Helpfully, the lens's wide maximum aperture (f/2) means you won't have to use the flash or ramp up the ISO too often – as long as you stick at the wide end of the camera's focal range. The maximum aperture drops to f/5.9 as you zoom in, which means there's a drop in responsiveness (and sharpness) when shooting with the lens at the maximum extension, particularly if the lighting is less than ideal.
The various scene modes on offer cover a good range of photographic situations, with Handheld NightScene, Smart Shutter (face detection) and Underwater mode (special waterproof housing required) accompanying the usual portrait, landscape, and so on.
The Effects menu contains a selection of creative options including an HDR mode, plus effects such as Nostalgic, Fish-eye, Miniature, Toy Camera, Monochrome, Super Vivid, Poster, Color Accent and Color Swap. Each option applies a distinctive look to an image – some of which are more palatable than others. In HDR mode the camera takes a trio of shots in succession and combines them in-camera: a process that all occurs fairly swiftly, and can generate some good results, but you do need to watch out for ghosting caused by camera or subject movement.

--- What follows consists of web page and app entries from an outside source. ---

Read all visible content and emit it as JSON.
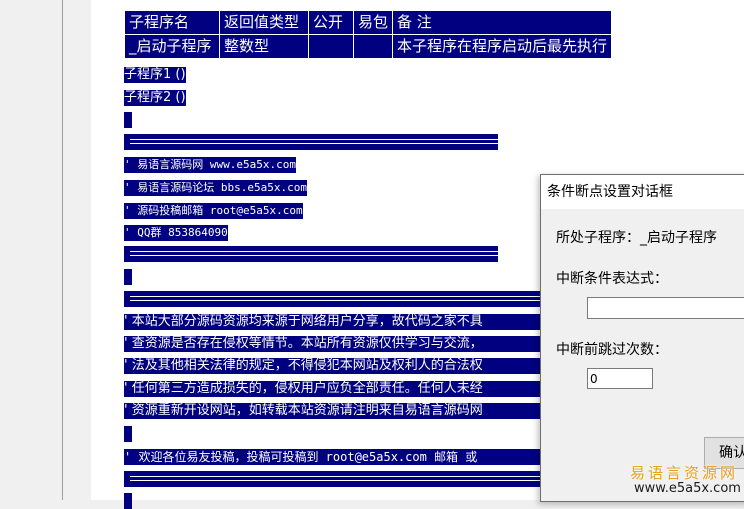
{
  "table": {
    "headers": [
      "子程序名",
      "返回值类型",
      "公开",
      "易包",
      "备 注"
    ],
    "row": [
      "_启动子程序",
      "整数型",
      "",
      "",
      "本子程序在程序启动后最先执行"
    ]
  },
  "code": {
    "sub1": "子程序1 ()",
    "sub2": "子程序2 ()",
    "site": "' 易语言源码网    www.e5a5x.com",
    "forum": "' 易语言源码论坛    bbs.e5a5x.com",
    "email": "' 源码投稿邮箱  root@e5a5x.com",
    "qq": "' QQ群    853864090",
    "notice1": "' 本站大部分源码资源均来源于网络用户分享，故代码之家不具",
    "notice2": "' 查资源是否存在侵权等情节。本站所有资源仅供学习与交流，",
    "notice3": "' 法及其他相关法律的规定，不得侵犯本网站及权利人的合法权",
    "notice4": "' 任何第三方造成损失的，侵权用户应负全部责任。任何人未经",
    "notice5": "' 资源重新开设网站，如转载本站资源请注明来自易语言源码网",
    "welcome": "' 欢迎各位易友投稿，投稿可投稿到    root@e5a5x.com  邮箱 或"
  },
  "dialog": {
    "title": "条件断点设置对话框",
    "location_label": "所处子程序：_启动子程序",
    "condition_label": "中断条件表达式：",
    "condition_value": "",
    "skip_label": "中断前跳过次数：",
    "skip_value": "0",
    "ok_label": "确认"
  },
  "watermark": {
    "name": "易语言资源网",
    "url": "www.e5a5x.com"
  }
}
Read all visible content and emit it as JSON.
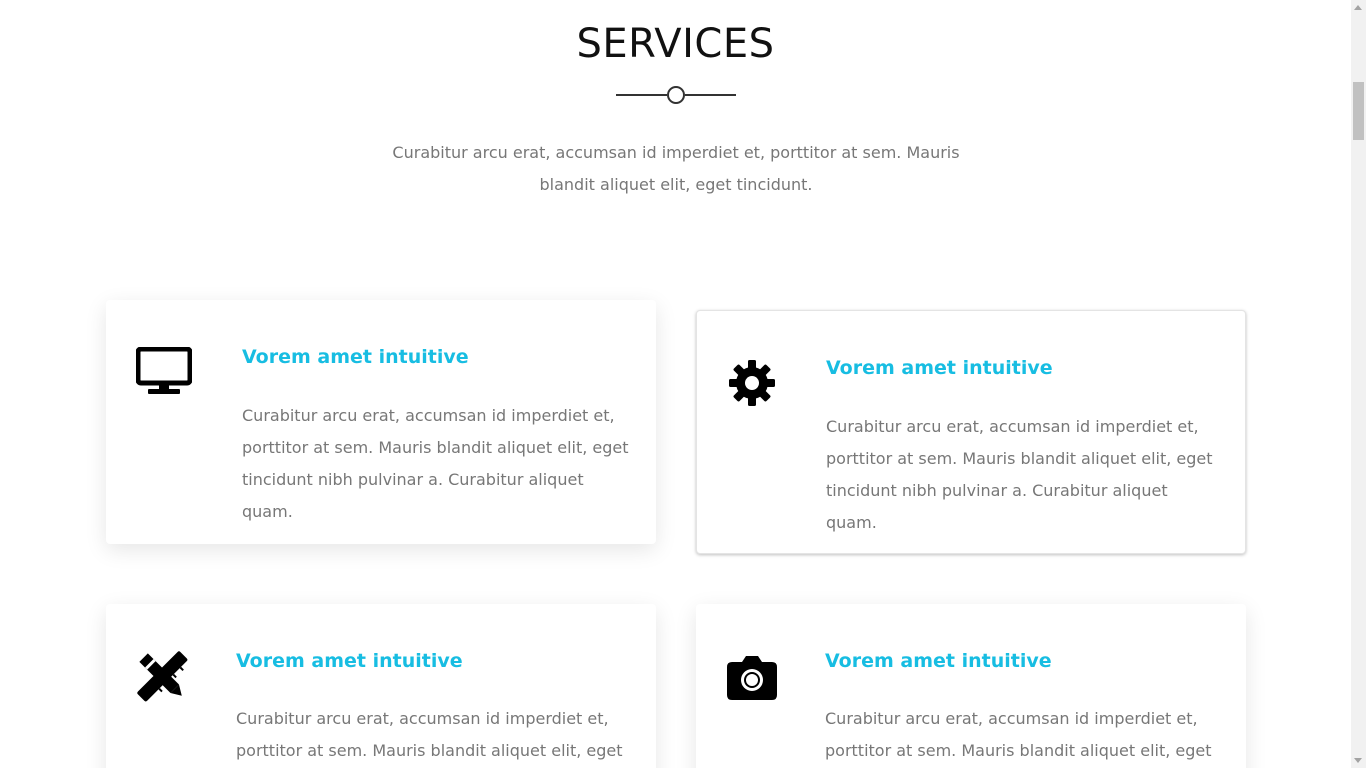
{
  "section": {
    "title": "SERVICES",
    "intro": "Curabitur arcu erat, accumsan id imperdiet et, porttitor at sem. Mauris blandit aliquet elit, eget tincidunt."
  },
  "services": [
    {
      "icon": "desktop-icon",
      "title": "Vorem amet intuitive",
      "text": "Curabitur arcu erat, accumsan id imperdiet et, porttitor at sem. Mauris blandit aliquet elit, eget tincidunt nibh pulvinar a. Curabitur aliquet quam."
    },
    {
      "icon": "gear-icon",
      "title": "Vorem amet intuitive",
      "text": "Curabitur arcu erat, accumsan id imperdiet et, porttitor at sem. Mauris blandit aliquet elit, eget tincidunt nibh pulvinar a. Curabitur aliquet quam."
    },
    {
      "icon": "pencil-ruler-icon",
      "title": "Vorem amet intuitive",
      "text": "Curabitur arcu erat, accumsan id imperdiet et, porttitor at sem. Mauris blandit aliquet elit, eget"
    },
    {
      "icon": "camera-icon",
      "title": "Vorem amet intuitive",
      "text": "Curabitur arcu erat, accumsan id imperdiet et, porttitor at sem. Mauris blandit aliquet elit, eget"
    }
  ],
  "colors": {
    "accent": "#17bde2",
    "body_text": "#777777",
    "heading": "#111111"
  }
}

Images shot at sensitivities up to ISO1600 remain pleasantly detailed, with noise being impressively well-controlled up to this point. The top two sensitivities contain more visible noise; however, the S100 still beats its rivals – as well as its big brother, the PowerShot G12 – at this level. Raw files can be cleaned up quite considerably to produce good prints, while the noise reduction – which affects the sharpness of high-ISO shots straight out of the camera – can be manually set to low, standard or high if you're shooting JPEGs.